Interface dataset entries
-*-

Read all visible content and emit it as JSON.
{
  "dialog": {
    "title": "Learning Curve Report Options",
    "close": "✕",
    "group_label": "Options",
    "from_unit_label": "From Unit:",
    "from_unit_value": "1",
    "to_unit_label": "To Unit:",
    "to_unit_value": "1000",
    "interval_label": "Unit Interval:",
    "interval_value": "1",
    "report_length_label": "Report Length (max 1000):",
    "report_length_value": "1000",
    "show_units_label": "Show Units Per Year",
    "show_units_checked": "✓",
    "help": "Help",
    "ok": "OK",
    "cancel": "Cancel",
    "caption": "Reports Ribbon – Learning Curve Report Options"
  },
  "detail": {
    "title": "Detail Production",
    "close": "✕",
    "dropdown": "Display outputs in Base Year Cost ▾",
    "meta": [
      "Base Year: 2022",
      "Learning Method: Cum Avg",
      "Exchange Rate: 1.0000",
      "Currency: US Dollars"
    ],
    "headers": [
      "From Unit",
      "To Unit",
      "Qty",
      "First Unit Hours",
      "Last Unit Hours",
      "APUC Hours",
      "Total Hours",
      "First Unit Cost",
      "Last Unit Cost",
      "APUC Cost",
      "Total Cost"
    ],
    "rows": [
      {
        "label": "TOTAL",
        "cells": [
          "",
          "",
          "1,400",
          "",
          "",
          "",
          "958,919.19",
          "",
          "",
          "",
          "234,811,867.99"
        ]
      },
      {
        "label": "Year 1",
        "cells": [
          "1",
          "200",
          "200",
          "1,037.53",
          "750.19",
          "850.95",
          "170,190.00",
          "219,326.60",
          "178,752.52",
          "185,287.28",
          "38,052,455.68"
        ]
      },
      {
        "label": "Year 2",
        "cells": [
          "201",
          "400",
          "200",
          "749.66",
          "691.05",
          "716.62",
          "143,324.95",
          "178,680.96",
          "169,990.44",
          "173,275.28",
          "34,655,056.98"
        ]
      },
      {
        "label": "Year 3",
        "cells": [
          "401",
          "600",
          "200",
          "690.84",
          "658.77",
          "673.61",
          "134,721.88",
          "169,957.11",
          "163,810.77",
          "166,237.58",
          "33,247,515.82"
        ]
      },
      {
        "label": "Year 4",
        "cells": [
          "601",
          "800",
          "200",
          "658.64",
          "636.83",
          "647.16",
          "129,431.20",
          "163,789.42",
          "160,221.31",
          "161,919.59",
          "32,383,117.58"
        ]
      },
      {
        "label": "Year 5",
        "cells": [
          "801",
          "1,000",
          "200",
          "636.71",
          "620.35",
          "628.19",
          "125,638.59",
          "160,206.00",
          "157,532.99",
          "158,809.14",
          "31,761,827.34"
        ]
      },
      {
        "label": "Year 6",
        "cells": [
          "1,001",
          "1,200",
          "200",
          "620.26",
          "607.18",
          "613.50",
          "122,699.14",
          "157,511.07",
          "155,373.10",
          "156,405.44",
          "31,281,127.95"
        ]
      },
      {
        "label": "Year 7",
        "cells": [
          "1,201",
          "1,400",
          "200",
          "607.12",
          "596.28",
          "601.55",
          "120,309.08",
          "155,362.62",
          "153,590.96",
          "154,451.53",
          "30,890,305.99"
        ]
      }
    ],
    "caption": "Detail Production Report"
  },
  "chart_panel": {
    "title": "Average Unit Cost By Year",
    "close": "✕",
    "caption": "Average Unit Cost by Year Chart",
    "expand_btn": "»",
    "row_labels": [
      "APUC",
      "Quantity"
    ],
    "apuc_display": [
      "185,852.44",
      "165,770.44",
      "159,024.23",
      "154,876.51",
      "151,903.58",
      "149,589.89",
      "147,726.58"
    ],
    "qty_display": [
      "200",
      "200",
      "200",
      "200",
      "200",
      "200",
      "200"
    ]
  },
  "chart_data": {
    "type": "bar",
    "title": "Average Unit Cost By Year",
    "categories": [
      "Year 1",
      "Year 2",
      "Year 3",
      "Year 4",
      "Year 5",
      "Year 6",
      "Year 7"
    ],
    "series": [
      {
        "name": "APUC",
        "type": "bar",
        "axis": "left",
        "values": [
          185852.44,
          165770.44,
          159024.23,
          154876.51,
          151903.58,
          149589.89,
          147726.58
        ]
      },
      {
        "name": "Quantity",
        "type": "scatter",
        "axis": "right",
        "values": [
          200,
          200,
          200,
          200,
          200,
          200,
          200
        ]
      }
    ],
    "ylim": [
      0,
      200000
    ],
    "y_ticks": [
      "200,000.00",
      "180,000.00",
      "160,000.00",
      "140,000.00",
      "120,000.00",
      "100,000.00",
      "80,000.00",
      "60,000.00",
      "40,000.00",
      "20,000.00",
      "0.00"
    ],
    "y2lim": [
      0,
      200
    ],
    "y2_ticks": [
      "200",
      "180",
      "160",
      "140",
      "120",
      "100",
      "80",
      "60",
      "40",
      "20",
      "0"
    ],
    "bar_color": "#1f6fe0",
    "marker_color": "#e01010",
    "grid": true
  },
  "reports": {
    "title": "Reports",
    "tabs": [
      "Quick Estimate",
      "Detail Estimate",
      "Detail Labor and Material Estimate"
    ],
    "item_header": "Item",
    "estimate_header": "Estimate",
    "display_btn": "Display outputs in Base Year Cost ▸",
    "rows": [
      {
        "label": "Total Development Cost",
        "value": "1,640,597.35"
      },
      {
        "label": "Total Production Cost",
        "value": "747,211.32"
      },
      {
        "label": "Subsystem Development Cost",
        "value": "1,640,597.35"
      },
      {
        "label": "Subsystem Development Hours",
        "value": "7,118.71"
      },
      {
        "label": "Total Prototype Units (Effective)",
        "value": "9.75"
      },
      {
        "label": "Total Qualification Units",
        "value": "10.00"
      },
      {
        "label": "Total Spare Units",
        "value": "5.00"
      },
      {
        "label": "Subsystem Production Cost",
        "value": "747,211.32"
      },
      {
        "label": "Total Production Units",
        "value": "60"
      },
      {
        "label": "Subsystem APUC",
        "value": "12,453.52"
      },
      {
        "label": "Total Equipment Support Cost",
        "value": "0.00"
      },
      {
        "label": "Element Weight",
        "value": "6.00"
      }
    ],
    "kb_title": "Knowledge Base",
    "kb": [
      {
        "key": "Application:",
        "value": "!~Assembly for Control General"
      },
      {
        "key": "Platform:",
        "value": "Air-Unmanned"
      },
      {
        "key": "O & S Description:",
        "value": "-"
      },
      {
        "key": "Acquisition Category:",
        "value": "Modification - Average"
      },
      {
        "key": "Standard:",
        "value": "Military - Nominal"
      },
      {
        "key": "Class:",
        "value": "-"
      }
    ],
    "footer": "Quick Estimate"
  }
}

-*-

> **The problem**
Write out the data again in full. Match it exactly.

> **Task solution**
Read all visible content and emit it as JSON.
{
  "dialog": {
    "title": "Learning Curve Report Options",
    "close": "✕",
    "group_label": "Options",
    "from_unit_label": "From Unit:",
    "from_unit_value": "1",
    "to_unit_label": "To Unit:",
    "to_unit_value": "1000",
    "interval_label": "Unit Interval:",
    "interval_value": "1",
    "report_length_label": "Report Length (max 1000):",
    "report_length_value": "1000",
    "show_units_label": "Show Units Per Year",
    "show_units_checked": "✓",
    "help": "Help",
    "ok": "OK",
    "cancel": "Cancel",
    "caption": "Reports Ribbon – Learning Curve Report Options"
  },
  "detail": {
    "title": "Detail Production",
    "close": "✕",
    "dropdown": "Display outputs in Base Year Cost ▾",
    "meta": [
      "Base Year: 2022",
      "Learning Method: Cum Avg",
      "Exchange Rate: 1.0000",
      "Currency: US Dollars"
    ],
    "headers": [
      "From Unit",
      "To Unit",
      "Qty",
      "First Unit Hours",
      "Last Unit Hours",
      "APUC Hours",
      "Total Hours",
      "First Unit Cost",
      "Last Unit Cost",
      "APUC Cost",
      "Total Cost"
    ],
    "rows": [
      {
        "label": "TOTAL",
        "cells": [
          "",
          "",
          "1,400",
          "",
          "",
          "",
          "958,919.19",
          "",
          "",
          "",
          "234,811,867.99"
        ]
      },
      {
        "label": "Year 1",
        "cells": [
          "1",
          "200",
          "200",
          "1,037.53",
          "750.19",
          "850.95",
          "170,190.00",
          "219,326.60",
          "178,752.52",
          "185,287.28",
          "38,052,455.68"
        ]
      },
      {
        "label": "Year 2",
        "cells": [
          "201",
          "400",
          "200",
          "749.66",
          "691.05",
          "716.62",
          "143,324.95",
          "178,680.96",
          "169,990.44",
          "173,275.28",
          "34,655,056.98"
        ]
      },
      {
        "label": "Year 3",
        "cells": [
          "401",
          "600",
          "200",
          "690.84",
          "658.77",
          "673.61",
          "134,721.88",
          "169,957.11",
          "163,810.77",
          "166,237.58",
          "33,247,515.82"
        ]
      },
      {
        "label": "Year 4",
        "cells": [
          "601",
          "800",
          "200",
          "658.64",
          "636.83",
          "647.16",
          "129,431.20",
          "163,789.42",
          "160,221.31",
          "161,919.59",
          "32,383,117.58"
        ]
      },
      {
        "label": "Year 5",
        "cells": [
          "801",
          "1,000",
          "200",
          "636.71",
          "620.35",
          "628.19",
          "125,638.59",
          "160,206.00",
          "157,532.99",
          "158,809.14",
          "31,761,827.34"
        ]
      },
      {
        "label": "Year 6",
        "cells": [
          "1,001",
          "1,200",
          "200",
          "620.26",
          "607.18",
          "613.50",
          "122,699.14",
          "157,511.07",
          "155,373.10",
          "156,405.44",
          "31,281,127.95"
        ]
      },
      {
        "label": "Year 7",
        "cells": [
          "1,201",
          "1,400",
          "200",
          "607.12",
          "596.28",
          "601.55",
          "120,309.08",
          "155,362.62",
          "153,590.96",
          "154,451.53",
          "30,890,305.99"
        ]
      }
    ],
    "caption": "Detail Production Report"
  },
  "chart_panel": {
    "title": "Average Unit Cost By Year",
    "close": "✕",
    "caption": "Average Unit Cost by Year Chart",
    "expand_btn": "»",
    "row_labels": [
      "APUC",
      "Quantity"
    ],
    "apuc_display": [
      "185,852.44",
      "165,770.44",
      "159,024.23",
      "154,876.51",
      "151,903.58",
      "149,589.89",
      "147,726.58"
    ],
    "qty_display": [
      "200",
      "200",
      "200",
      "200",
      "200",
      "200",
      "200"
    ]
  },
  "chart_data": {
    "type": "bar",
    "title": "Average Unit Cost By Year",
    "categories": [
      "Year 1",
      "Year 2",
      "Year 3",
      "Year 4",
      "Year 5",
      "Year 6",
      "Year 7"
    ],
    "series": [
      {
        "name": "APUC",
        "type": "bar",
        "axis": "left",
        "values": [
          185852.44,
          165770.44,
          159024.23,
          154876.51,
          151903.58,
          149589.89,
          147726.58
        ]
      },
      {
        "name": "Quantity",
        "type": "scatter",
        "axis": "right",
        "values": [
          200,
          200,
          200,
          200,
          200,
          200,
          200
        ]
      }
    ],
    "ylim": [
      0,
      200000
    ],
    "y_ticks": [
      "200,000.00",
      "180,000.00",
      "160,000.00",
      "140,000.00",
      "120,000.00",
      "100,000.00",
      "80,000.00",
      "60,000.00",
      "40,000.00",
      "20,000.00",
      "0.00"
    ],
    "y2lim": [
      0,
      200
    ],
    "y2_ticks": [
      "200",
      "180",
      "160",
      "140",
      "120",
      "100",
      "80",
      "60",
      "40",
      "20",
      "0"
    ],
    "bar_color": "#1f6fe0",
    "marker_color": "#e01010",
    "grid": true
  },
  "reports": {
    "title": "Reports",
    "tabs": [
      "Quick Estimate",
      "Detail Estimate",
      "Detail Labor and Material Estimate"
    ],
    "item_header": "Item",
    "estimate_header": "Estimate",
    "display_btn": "Display outputs in Base Year Cost ▸",
    "rows": [
      {
        "label": "Total Development Cost",
        "value": "1,640,597.35"
      },
      {
        "label": "Total Production Cost",
        "value": "747,211.32"
      },
      {
        "label": "Subsystem Development Cost",
        "value": "1,640,597.35"
      },
      {
        "label": "Subsystem Development Hours",
        "value": "7,118.71"
      },
      {
        "label": "Total Prototype Units (Effective)",
        "value": "9.75"
      },
      {
        "label": "Total Qualification Units",
        "value": "10.00"
      },
      {
        "label": "Total Spare Units",
        "value": "5.00"
      },
      {
        "label": "Subsystem Production Cost",
        "value": "747,211.32"
      },
      {
        "label": "Total Production Units",
        "value": "60"
      },
      {
        "label": "Subsystem APUC",
        "value": "12,453.52"
      },
      {
        "label": "Total Equipment Support Cost",
        "value": "0.00"
      },
      {
        "label": "Element Weight",
        "value": "6.00"
      }
    ],
    "kb_title": "Knowledge Base",
    "kb": [
      {
        "key": "Application:",
        "value": "!~Assembly for Control General"
      },
      {
        "key": "Platform:",
        "value": "Air-Unmanned"
      },
      {
        "key": "O & S Description:",
        "value": "-"
      },
      {
        "key": "Acquisition Category:",
        "value": "Modification - Average"
      },
      {
        "key": "Standard:",
        "value": "Military - Nominal"
      },
      {
        "key": "Class:",
        "value": "-"
      }
    ],
    "footer": "Quick Estimate"
  }
}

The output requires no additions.